First, we drove to Asheville, North Carolina.  We walked around the downtown area, visited the Arts District (which was not so very impressive), and toured Biltmore Estate.  Biltmore is an amazing place built by the Vanderbilt family.  It’s like a mammoth castle with gargoyles on the roof eaves and more rooms than anyone really ever could need.  I lost count of bedrooms, bathrooms, dining rooms, and billiard rooms.  The indoor swimming pool is larger than our city pool.  The house is filled with grand furniture; it’s amazing to walk through and imagine living there. 

Biltmore Estate, Asheville, NC

View from the back porch (Biltmore)

My favorite part of the whole place is the gardens and conservatory.  Every species of plant you can imagine was growing somewhere.  I would love to go in the spring to see the wisteria, azaleas, rhododendrons, and spring bulbs in bloom.  With so many plants, it must be nothing short of spectacular.  There are big fountains with all kinds of water lilies blooming.   We walked around and marveled at the variety of lily pads, coy fish, and flowers blooming up out of the water.  I hope to go back there someday.

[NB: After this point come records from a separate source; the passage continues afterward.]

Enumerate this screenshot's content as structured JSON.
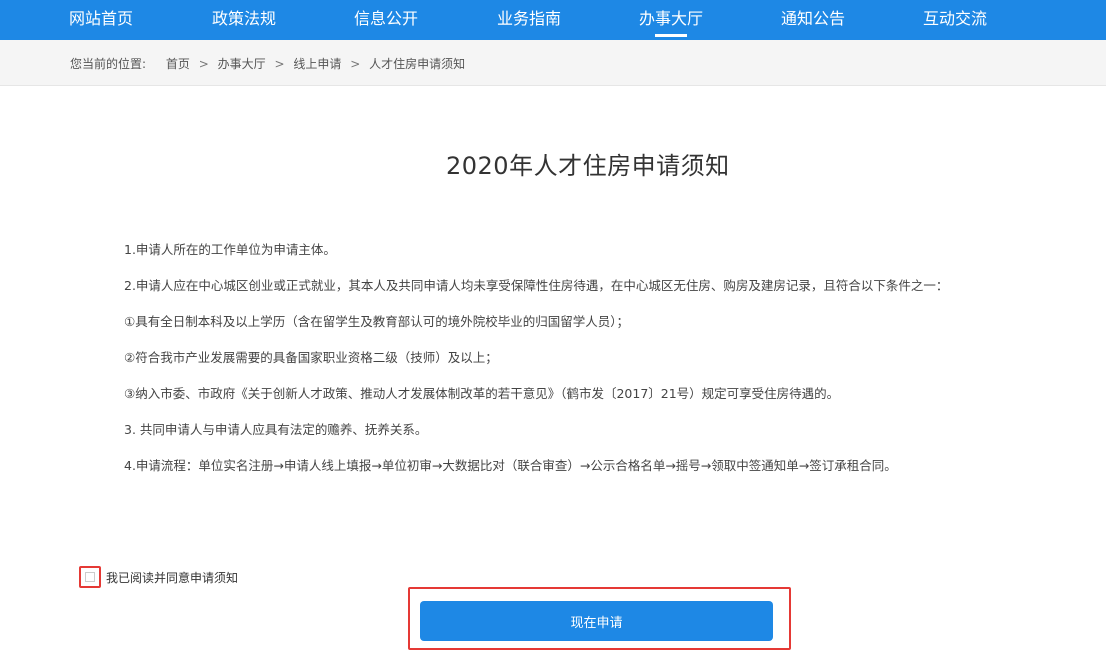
{
  "nav": {
    "items": [
      {
        "label": "网站首页"
      },
      {
        "label": "政策法规"
      },
      {
        "label": "信息公开"
      },
      {
        "label": "业务指南"
      },
      {
        "label": "办事大厅"
      },
      {
        "label": "通知公告"
      },
      {
        "label": "互动交流"
      }
    ],
    "active_index": 4
  },
  "breadcrumb": {
    "prefix": "您当前的位置:",
    "items": [
      "首页",
      "办事大厅",
      "线上申请",
      "人才住房申请须知"
    ],
    "separator": ">"
  },
  "notice": {
    "title": "2020年人才住房申请须知",
    "lines": [
      "1.申请人所在的工作单位为申请主体。",
      "2.申请人应在中心城区创业或正式就业，其本人及共同申请人均未享受保障性住房待遇，在中心城区无住房、购房及建房记录，且符合以下条件之一：",
      "①具有全日制本科及以上学历（含在留学生及教育部认可的境外院校毕业的归国留学人员）；",
      "②符合我市产业发展需要的具备国家职业资格二级（技师）及以上；",
      "③纳入市委、市政府《关于创新人才政策、推动人才发展体制改革的若干意见》（鹤市发〔2017〕21号）规定可享受住房待遇的。",
      "3. 共同申请人与申请人应具有法定的赡养、抚养关系。",
      "4.申请流程：单位实名注册→申请人线上填报→单位初审→大数据比对（联合审查）→公示合格名单→摇号→领取中签通知单→签订承租合同。"
    ]
  },
  "agreement": {
    "label": "我已阅读并同意申请须知"
  },
  "apply": {
    "label": "现在申请"
  },
  "colors": {
    "primary": "#1e88e5",
    "highlight": "#e53935"
  }
}
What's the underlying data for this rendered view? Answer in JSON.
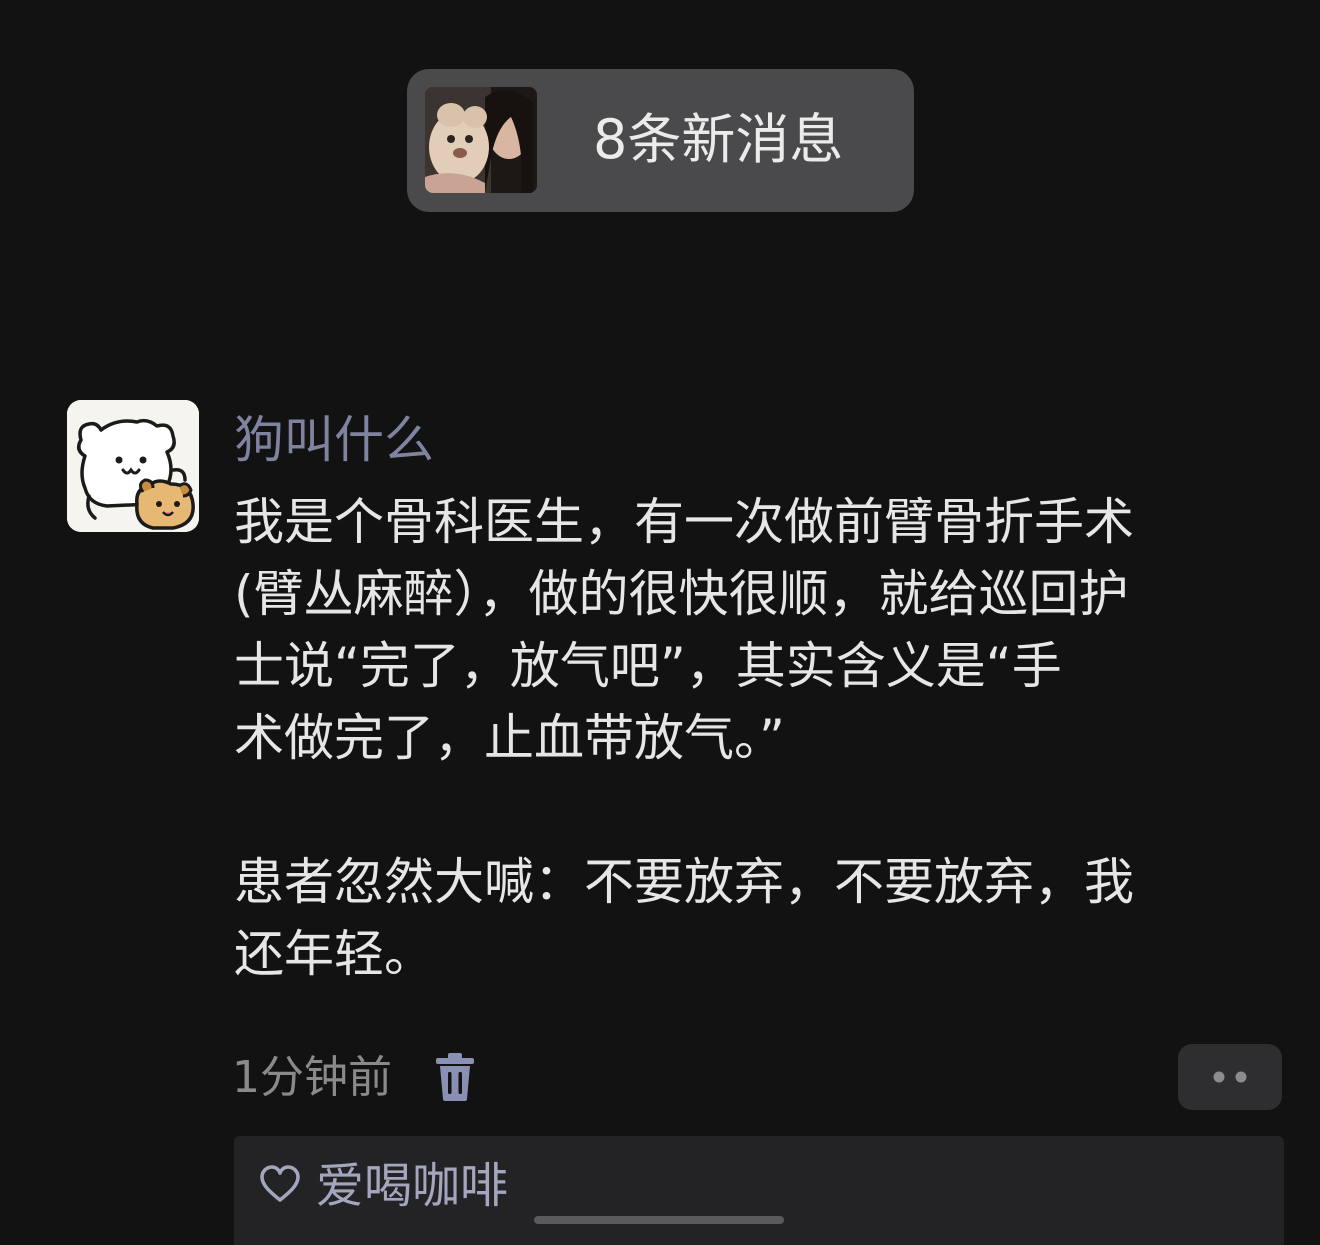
{
  "notification": {
    "text": "8条新消息",
    "avatar_icon": "user-photo-avatar"
  },
  "comment": {
    "avatar_icon": "cartoon-dog-avatar",
    "username": "狗叫什么",
    "lines": [
      "我是个骨科医生，有一次做前臂骨折手术",
      "(臂丛麻醉），做的很快很顺，就给巡回护",
      "士说“完了，放气吧”，其实含义是“手",
      "术做完了，止血带放气。”",
      "",
      "患者忽然大喊：不要放弃，不要放弃，我",
      "还年轻。"
    ],
    "timestamp": "1分钟前",
    "delete_icon": "trash-icon",
    "more_icon": "more-dots-icon"
  },
  "reply": {
    "icon": "heart-outline-icon",
    "name": "爱喝咖啡"
  },
  "colors": {
    "background": "#121212",
    "pill": "#4a4a4c",
    "username": "#7f83a0",
    "body_text": "#e6e6e6",
    "meta_text": "#8a8a8a",
    "trash": "#8a90b4",
    "reply_name": "#a3a6bd"
  }
}
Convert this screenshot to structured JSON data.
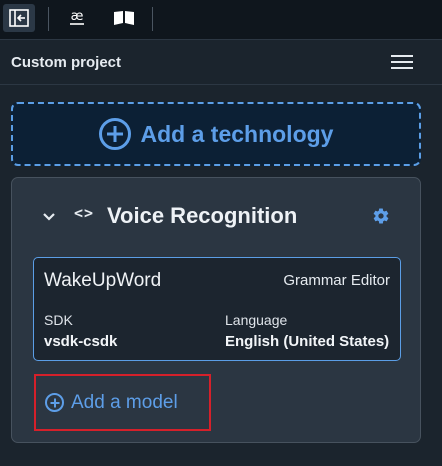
{
  "toolbar": {
    "buttons": [
      {
        "icon": "collapse-panel-icon",
        "active": true
      },
      {
        "icon": "ae-glyph-icon",
        "glyph": "æ",
        "active": false
      },
      {
        "icon": "book-icon",
        "active": false
      }
    ]
  },
  "panel": {
    "title": "Custom project",
    "menu_icon": "hamburger-menu-icon"
  },
  "add_technology": {
    "label": "Add a technology",
    "icon": "plus-circle-icon",
    "accent_color": "#5d9ee8"
  },
  "technology": {
    "title": "Voice Recognition",
    "expand_icon": "chevron-down-icon",
    "type_icon": "code-icon",
    "code_glyph": "<>",
    "settings_icon": "gear-icon",
    "model": {
      "name": "WakeUpWord",
      "editor": "Grammar Editor",
      "sdk_label": "SDK",
      "sdk_value": "vsdk-csdk",
      "language_label": "Language",
      "language_value": "English (United States)"
    },
    "add_model": {
      "label": "Add a model",
      "icon": "plus-circle-icon",
      "highlight_color": "#d5202a"
    }
  }
}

One of the water gardens
Verigated lily pads - I didn't know there was such a thing!
You could spend an entire day just to see the gardens outside the conservatory
Wisteria everywhere

After Asheville, we drove to Gatlinburg, Tennessee.  It’s a tourist mecca.  The girls called it “Myrtle Beach of the Mountains.”  They were absolutely correct.  Gatlinburg/Pigeon Forge has all the touristy shit that Myrtle Beach has, except they have not managed the traffic as well as Myrtle Beach.  It’s bumper to bumper cars through the main business areas, and parking is very difficult.  We visited a large aquarium at Emily’s request – she got to dissect many ocean creatures last semester in her zoology class and was keenly interested in seeing some of them alive and swimming.  We also visited DollyWood, a Dolly Parton themed amusement park.  This was on both Erin and Emily’s bucket list.  It was OK…I liked it better than King’s Island (the amusement park that is closest to home).  We saw a couple of shows, the girls rode some roller coasters, and we all ate some junk food (cotton candy and Dippin’ Dots).  

Smoky Mountains - near Gatlinburg, TN

On the day we drove home, we stopped at Cumberland Falls in Kentucky.  That was on my bucket list.  It is a lovely area; the waterfall is beautiful.  Of course, I saw all that water (particularly the stream below the falls) and was thinking what a beautiful place to take my kayak.  It’s a three-hour drive to get there from home, so not something I’m likely to do in the foreseeable future.

Cumberland Falls, Kentucky
Below the falls

Kayak adventure area begins

In the evenings, we played Catan.  It was fun, although “some” of us were very competitive (perhaps overly competitive) in the quest for victory.  As far as my experiences playing the game, there was never a glimmer of hope that I might win.  In one game, at one point, I was in a position (finally) to build a city if nobody robbed me before my next turn.  Of course, that never happened.  Sarah won the game before my next turn.  *sigh*

One immature player got bored...

The weather for our vacation was summer bliss.  Sunny and hot every day…perfection.  What a blessing it was to have time with my girls, all together.  It rarely happens these days.  Soon, Sarah starts back to work at her teaching jobs, and Erin and Emily go back to school.  This next week will be a flurry of shopping and packing, and all too soon, the house will be quiet again.